_Assigned task_:
Search term "text": copy each line of the data containing it.

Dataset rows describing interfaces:
··········
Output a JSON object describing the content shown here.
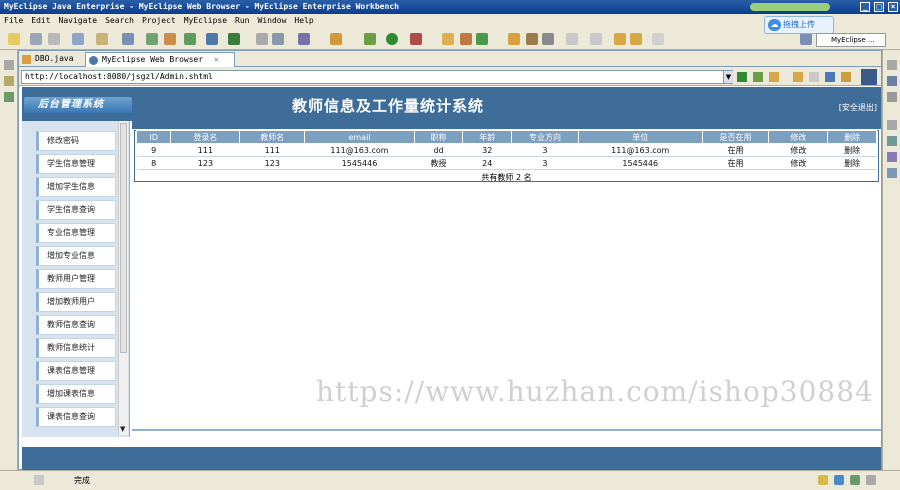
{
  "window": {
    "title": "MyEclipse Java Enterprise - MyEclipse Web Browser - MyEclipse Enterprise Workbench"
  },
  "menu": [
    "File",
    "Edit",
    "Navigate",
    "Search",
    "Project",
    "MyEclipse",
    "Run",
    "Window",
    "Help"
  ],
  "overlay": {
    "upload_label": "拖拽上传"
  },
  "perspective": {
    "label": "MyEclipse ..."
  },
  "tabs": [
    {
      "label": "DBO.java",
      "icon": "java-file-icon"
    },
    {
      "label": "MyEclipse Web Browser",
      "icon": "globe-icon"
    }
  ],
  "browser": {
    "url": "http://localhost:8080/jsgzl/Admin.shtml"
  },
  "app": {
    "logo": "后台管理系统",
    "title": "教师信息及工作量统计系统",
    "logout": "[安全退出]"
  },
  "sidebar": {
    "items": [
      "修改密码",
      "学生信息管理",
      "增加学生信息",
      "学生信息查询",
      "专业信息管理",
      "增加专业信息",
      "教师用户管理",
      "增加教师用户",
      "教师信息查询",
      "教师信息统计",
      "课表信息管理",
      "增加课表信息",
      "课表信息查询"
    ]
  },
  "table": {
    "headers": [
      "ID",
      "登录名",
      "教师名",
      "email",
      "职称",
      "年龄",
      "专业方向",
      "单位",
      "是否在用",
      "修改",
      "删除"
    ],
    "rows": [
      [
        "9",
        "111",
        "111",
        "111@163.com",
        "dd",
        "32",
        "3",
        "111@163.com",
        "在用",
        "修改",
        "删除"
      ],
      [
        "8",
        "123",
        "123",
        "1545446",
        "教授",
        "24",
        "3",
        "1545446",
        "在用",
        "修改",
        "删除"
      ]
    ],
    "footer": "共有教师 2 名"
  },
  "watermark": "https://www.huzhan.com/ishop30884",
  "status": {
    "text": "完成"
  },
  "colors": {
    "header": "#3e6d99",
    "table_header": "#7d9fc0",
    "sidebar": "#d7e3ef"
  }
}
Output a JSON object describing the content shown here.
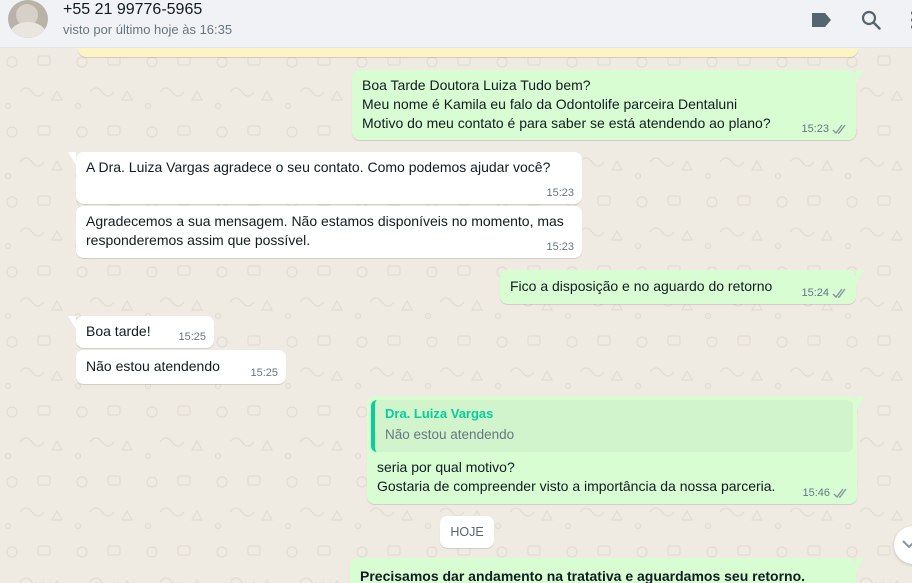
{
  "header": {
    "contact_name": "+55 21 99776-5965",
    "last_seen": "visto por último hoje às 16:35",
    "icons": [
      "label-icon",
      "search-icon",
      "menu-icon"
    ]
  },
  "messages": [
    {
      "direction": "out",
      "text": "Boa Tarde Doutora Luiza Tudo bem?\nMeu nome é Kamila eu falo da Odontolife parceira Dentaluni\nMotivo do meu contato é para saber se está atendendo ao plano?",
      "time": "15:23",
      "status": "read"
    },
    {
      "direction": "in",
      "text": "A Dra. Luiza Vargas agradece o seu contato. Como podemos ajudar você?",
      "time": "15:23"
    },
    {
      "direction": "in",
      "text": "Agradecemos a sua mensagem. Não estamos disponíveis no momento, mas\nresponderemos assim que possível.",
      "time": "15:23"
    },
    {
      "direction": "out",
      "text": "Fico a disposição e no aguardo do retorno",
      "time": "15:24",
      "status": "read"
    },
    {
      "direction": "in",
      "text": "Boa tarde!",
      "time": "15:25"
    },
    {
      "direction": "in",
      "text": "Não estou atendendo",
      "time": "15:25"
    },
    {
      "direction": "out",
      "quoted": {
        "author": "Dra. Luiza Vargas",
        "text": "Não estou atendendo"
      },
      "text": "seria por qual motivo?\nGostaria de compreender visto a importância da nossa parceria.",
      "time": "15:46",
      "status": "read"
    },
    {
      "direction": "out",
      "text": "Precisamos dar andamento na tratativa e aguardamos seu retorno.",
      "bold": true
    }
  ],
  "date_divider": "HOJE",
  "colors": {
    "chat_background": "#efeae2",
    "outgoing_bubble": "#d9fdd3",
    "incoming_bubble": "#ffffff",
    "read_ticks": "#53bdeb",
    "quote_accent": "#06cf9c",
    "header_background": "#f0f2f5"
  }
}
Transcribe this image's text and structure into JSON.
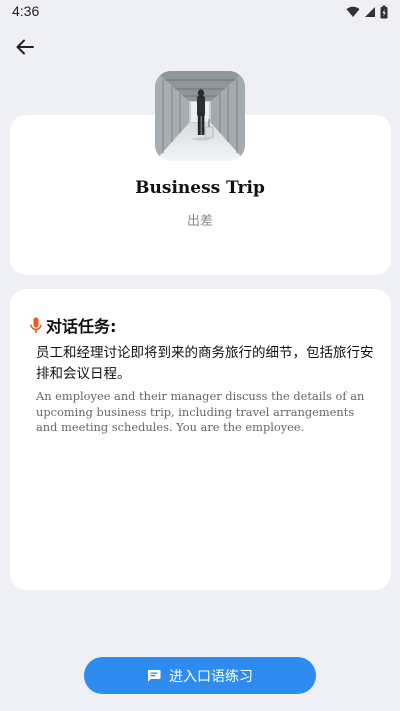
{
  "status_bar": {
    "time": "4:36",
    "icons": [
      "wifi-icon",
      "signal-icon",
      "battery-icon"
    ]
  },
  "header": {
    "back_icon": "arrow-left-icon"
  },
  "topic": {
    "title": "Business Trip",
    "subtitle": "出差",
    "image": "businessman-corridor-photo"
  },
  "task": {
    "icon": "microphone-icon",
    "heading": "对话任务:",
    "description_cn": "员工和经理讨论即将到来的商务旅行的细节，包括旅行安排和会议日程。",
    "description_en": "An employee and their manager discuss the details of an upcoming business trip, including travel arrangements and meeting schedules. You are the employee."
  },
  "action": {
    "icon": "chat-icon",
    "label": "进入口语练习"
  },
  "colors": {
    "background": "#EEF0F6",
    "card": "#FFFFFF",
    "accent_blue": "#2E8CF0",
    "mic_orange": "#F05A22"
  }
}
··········
_Result for this exercise_:
    "text": "完成"
      "text": "Boa Tarde Doutora Luiza Tudo bem?\nMeu nome é Kamila eu falo da Odontolife parceira Dentaluni\nMotivo do meu contato é para saber se está atendendo ao plano?",
      "text": "A Dra. Luiza Vargas agradece o seu contato. Como podemos ajudar você?",
      "text": "Agradecemos a sua mensagem. Não estamos disponíveis no momento, mas\nresponderemos assim que possível.",
      "text": "Fico a disposição e no aguardo do retorno",
      "text": "Boa tarde!",
      "text": "Não estou atendendo",
        "text": "Não estou atendendo"
      "text": "seria por qual motivo?\nGostaria de compreender visto a importância da nossa parceria.",
      "text": "Precisamos dar andamento na tratativa e aguardamos seu retorno.",
Transcribe this image's text and structure into JSON.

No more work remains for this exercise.